5. In a pressure-regulating valve, a body member having walls, including opposedfirst and second walls, defining an interior elongated chamber; said body member having fiuid inlet and outlet openings extending through walls thereof with the inlet opening extending through said first wall and the portion of the interior surface of the latter bounding the discharge-end of the inlet opening providing a fiat valve seat and with the outlet opening extending through an end wall of the chamber; a cup valve arranged internally of the chamber and having a circumferentially extending sharp edge cooperating with said seat; a hairpin leaf spring arranged internally of the chamber and extending lengthwise thereof; said spring having a bent portion joining first and second arms disposed adjacent to said first and second walls and the arms having first and second terminal portions opposite to the bent portion; a first connection between the first terminal portion and the valve and providing for the latter being positioned and carriedby the leaf spring; and

a second connection between the second terminal portion and said second wall and providing for the leaf spring and the valve being positioned and carried by said second wall; said first connection including an opening formed in the first terminal portion, a tenon springing from the valve andextending through the opening, a head on the tenon for holding the valve and the spring together as an aggregate, and means providing aball-and- MANIOUS GOT'ILIEB.

Referenced by
Citing PatentFiling datePublication dateApplicantTitle
US2653054 *Dec 14, 1949Sep 22, 1953Gen Motors CorpDuplex nozzle
US3648728 *Jun 22, 1970Mar 14, 1972Dutton Lainson CoValve construction

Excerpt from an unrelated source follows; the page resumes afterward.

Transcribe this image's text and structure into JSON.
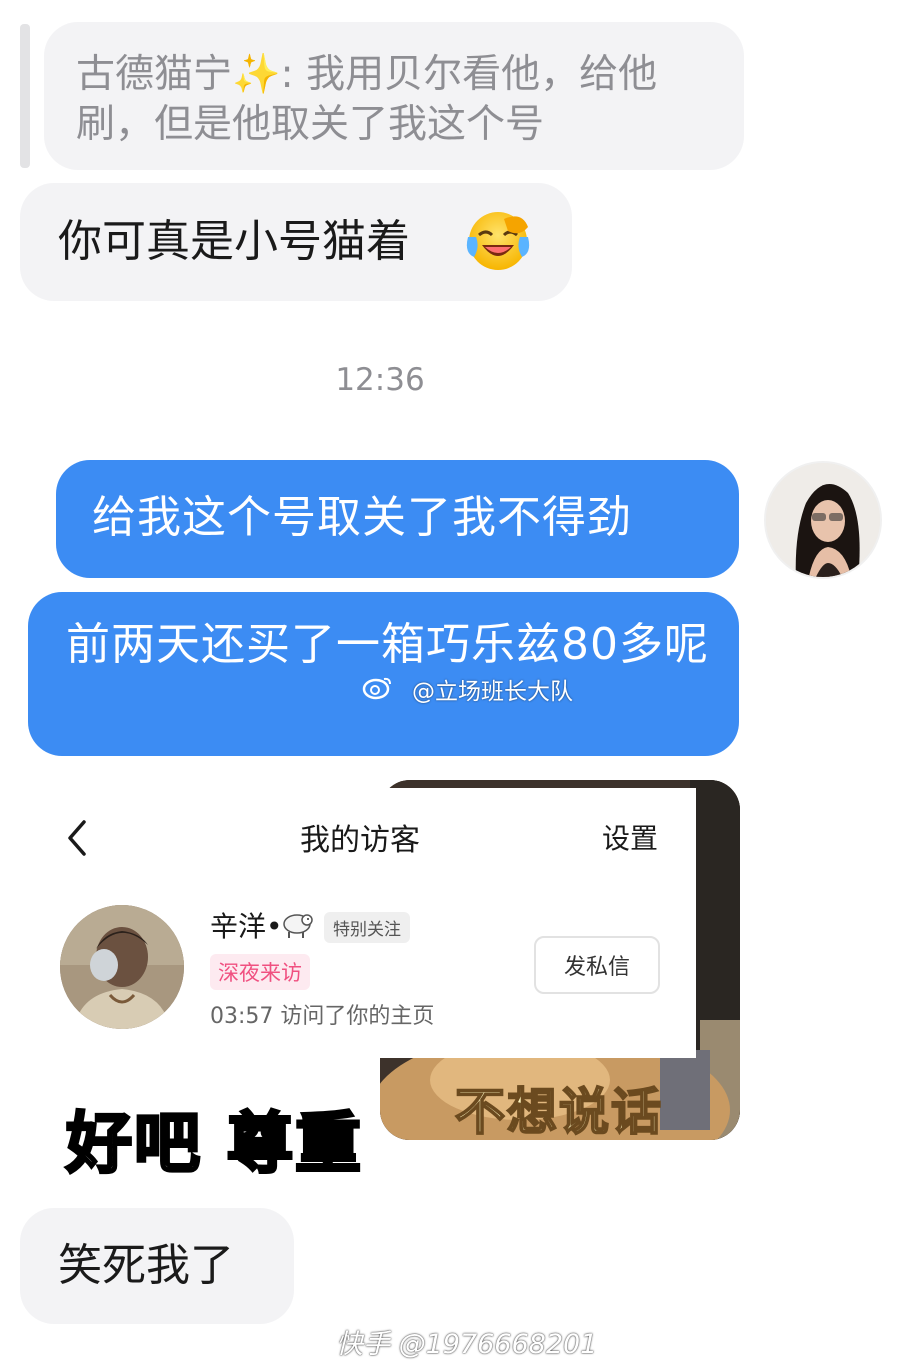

US4354931 *Apr 13, 1981Oct 19, 1982International Harvester Co.For regulating fluid flow between reservoir and filter cartridge chamber
US5011075 *Jan 22, 1990Apr 30, 1991Vandiver Robert LVariable flow valve

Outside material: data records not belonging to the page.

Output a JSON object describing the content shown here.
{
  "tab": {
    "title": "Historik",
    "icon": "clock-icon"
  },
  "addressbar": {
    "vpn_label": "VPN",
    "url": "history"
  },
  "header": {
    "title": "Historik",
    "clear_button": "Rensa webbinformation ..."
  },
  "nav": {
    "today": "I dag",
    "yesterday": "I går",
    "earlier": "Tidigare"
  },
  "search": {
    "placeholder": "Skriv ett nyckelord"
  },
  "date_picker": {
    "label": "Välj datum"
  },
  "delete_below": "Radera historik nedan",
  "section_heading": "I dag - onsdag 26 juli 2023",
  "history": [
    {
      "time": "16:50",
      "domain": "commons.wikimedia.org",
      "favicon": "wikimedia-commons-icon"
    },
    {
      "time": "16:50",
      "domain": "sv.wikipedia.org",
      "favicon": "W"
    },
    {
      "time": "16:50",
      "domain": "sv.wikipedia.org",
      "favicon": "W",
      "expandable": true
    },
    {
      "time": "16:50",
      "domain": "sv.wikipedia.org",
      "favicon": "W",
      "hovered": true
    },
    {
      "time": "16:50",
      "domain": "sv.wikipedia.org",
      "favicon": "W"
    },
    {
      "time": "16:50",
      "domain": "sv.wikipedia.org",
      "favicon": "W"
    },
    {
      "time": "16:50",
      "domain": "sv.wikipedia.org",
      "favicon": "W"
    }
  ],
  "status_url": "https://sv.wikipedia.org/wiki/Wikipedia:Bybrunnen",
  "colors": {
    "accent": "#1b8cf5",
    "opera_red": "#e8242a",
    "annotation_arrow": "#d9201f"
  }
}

US5520338 *Sep 21, 1994May 28, 1996Caterpillar Inc.Fuel injector needle check valve biasing spring
US5564467 *Sep 7, 1994Oct 15, 1996Watts Investment CompanyPoppet check valve
US5713390 *Aug 21, 1995Feb 3, 1998Huang; Tien-TsaiPressure gauge capable of automatically discharging air therefrom
US5873385 *Jul 21, 1997Feb 23, 1999Emhart Inc.Check valve
US5931190 *Jun 29, 1998Aug 3, 1999Watts Investment CompanyRelief valve
US6513546 *Feb 21, 2001Feb 4, 2003Nippon Pillar Packing Co., Ltd.Check valve
Classifications
U.S. Classification137/535, 137/584
International ClassificationG05D16/04, G05D16/06
Cooperative ClassificationG05D16/0625
European ClassificationG05D16/06G4